Aim of the task
Every line in the data below that holds "yyyy" should be found and copied.

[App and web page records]
################
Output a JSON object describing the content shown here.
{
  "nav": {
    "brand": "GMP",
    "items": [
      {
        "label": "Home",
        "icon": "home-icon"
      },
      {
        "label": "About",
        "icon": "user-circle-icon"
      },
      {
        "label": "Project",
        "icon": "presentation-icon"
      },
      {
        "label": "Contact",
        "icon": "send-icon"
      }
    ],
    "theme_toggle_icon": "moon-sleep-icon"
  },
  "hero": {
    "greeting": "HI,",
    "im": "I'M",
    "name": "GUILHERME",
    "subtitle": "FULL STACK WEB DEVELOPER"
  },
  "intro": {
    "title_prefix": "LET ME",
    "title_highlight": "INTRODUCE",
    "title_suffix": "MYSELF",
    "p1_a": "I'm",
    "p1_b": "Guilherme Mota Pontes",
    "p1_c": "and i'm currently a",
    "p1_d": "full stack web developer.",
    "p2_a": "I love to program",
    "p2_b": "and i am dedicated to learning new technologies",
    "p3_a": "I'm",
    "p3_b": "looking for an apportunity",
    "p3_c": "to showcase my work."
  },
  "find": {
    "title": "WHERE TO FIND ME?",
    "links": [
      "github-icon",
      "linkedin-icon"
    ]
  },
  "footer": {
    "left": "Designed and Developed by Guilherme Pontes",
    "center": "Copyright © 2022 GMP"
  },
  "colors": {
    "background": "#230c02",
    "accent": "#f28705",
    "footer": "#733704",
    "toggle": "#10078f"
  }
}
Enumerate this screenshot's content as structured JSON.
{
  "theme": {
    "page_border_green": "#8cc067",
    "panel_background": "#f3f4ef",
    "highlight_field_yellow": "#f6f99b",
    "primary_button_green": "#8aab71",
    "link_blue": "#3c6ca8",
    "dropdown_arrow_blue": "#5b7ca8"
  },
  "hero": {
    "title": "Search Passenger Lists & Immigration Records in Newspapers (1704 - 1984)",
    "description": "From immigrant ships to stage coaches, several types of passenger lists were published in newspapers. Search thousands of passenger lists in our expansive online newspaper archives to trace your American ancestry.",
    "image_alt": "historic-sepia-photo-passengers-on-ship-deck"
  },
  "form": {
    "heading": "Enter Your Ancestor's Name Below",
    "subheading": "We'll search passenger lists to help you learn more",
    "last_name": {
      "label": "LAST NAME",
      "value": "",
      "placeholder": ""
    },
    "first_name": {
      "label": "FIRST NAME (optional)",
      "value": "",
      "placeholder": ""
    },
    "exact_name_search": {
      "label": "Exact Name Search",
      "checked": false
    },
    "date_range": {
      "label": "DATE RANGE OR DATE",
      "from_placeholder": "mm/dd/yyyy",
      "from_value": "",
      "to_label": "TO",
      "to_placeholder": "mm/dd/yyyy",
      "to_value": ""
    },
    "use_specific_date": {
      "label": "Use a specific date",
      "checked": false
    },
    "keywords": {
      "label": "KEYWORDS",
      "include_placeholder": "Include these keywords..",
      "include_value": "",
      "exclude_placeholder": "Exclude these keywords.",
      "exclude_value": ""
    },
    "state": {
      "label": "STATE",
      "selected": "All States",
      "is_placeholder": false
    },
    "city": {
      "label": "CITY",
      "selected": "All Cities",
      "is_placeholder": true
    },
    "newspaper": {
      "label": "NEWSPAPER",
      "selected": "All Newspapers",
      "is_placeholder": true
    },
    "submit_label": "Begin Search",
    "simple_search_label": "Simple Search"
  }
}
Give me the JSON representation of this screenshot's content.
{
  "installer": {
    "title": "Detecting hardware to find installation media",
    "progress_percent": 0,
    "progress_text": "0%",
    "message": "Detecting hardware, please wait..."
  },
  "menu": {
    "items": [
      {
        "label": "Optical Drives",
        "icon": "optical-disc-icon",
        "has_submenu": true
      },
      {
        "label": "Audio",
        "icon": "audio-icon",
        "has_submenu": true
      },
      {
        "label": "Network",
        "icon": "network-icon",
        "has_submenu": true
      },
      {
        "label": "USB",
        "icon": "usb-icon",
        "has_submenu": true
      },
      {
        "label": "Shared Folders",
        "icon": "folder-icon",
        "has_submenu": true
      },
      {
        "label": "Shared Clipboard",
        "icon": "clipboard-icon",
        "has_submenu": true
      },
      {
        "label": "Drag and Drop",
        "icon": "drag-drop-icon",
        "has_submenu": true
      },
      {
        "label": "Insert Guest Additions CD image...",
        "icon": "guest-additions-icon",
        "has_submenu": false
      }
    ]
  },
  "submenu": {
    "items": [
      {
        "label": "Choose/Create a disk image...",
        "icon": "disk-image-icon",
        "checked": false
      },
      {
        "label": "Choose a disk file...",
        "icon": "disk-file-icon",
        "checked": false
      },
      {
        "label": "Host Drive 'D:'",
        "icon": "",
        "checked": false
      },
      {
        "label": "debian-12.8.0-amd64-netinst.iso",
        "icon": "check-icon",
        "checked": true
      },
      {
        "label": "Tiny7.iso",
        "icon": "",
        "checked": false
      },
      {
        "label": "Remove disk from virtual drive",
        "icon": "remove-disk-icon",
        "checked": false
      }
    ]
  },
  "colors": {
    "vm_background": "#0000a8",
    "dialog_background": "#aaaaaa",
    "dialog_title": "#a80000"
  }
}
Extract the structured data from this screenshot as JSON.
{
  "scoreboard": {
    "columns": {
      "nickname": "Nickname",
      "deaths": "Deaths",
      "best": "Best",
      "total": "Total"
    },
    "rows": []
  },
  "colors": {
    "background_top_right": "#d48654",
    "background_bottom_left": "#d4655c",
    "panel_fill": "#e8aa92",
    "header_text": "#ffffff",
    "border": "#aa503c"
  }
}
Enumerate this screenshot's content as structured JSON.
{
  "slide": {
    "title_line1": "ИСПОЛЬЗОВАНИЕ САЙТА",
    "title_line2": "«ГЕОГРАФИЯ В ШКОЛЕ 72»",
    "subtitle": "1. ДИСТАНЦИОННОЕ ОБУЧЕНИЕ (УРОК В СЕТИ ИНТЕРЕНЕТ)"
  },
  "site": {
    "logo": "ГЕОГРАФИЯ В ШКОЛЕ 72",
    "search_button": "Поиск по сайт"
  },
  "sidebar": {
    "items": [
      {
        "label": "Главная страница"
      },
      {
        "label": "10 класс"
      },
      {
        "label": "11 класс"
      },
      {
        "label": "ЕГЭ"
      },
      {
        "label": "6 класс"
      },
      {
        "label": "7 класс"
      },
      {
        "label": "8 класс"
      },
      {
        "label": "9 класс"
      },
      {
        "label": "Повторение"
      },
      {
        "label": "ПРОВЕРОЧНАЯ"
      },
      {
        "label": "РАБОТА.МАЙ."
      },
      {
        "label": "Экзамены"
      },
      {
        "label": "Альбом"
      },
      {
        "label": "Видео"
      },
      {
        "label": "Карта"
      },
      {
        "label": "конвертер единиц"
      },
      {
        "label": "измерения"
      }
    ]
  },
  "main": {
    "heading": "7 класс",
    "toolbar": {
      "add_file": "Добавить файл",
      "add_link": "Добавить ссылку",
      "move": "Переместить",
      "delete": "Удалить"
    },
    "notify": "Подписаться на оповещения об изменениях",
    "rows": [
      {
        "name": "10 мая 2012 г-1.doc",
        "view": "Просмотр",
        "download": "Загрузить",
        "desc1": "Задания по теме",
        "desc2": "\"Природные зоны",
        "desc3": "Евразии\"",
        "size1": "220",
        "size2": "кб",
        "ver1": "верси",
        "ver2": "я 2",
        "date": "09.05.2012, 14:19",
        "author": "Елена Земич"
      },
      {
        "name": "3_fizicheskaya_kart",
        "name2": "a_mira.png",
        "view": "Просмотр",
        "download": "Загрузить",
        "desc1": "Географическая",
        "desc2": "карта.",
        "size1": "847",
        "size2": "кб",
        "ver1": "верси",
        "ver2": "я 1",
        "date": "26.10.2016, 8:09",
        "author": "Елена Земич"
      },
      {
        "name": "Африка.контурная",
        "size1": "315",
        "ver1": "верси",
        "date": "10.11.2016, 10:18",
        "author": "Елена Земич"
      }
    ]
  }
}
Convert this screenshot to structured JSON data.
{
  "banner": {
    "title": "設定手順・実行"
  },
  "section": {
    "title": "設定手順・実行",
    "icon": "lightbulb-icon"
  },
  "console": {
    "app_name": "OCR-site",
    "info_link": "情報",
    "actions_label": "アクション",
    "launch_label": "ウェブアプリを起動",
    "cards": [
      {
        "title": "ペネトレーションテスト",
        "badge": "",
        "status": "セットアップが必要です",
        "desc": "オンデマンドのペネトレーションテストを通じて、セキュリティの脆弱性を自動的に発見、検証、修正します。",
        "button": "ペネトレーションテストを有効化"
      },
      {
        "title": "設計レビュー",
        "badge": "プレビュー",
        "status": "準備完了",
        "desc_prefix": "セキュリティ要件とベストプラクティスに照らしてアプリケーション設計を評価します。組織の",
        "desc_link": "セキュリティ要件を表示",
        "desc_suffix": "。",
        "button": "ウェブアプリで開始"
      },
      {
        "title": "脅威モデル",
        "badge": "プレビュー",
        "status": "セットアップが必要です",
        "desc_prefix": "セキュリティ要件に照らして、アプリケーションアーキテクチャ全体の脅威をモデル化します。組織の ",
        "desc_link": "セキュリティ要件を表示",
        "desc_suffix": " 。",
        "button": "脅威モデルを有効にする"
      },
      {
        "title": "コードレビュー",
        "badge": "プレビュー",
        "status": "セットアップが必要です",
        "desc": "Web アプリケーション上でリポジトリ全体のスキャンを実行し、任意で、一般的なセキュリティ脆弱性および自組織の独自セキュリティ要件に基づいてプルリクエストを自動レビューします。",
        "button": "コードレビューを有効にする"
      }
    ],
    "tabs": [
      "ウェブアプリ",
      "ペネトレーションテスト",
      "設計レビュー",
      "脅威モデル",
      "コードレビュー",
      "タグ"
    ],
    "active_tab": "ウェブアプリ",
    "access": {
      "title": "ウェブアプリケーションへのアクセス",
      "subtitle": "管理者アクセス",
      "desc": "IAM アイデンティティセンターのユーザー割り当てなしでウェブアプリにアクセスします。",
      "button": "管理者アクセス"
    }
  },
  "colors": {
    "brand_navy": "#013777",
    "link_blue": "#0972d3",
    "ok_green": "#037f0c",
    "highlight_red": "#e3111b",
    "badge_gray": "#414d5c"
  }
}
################
Output below
      "from_placeholder": "mm/dd/yyyy",
      "to_placeholder": "mm/dd/yyyy",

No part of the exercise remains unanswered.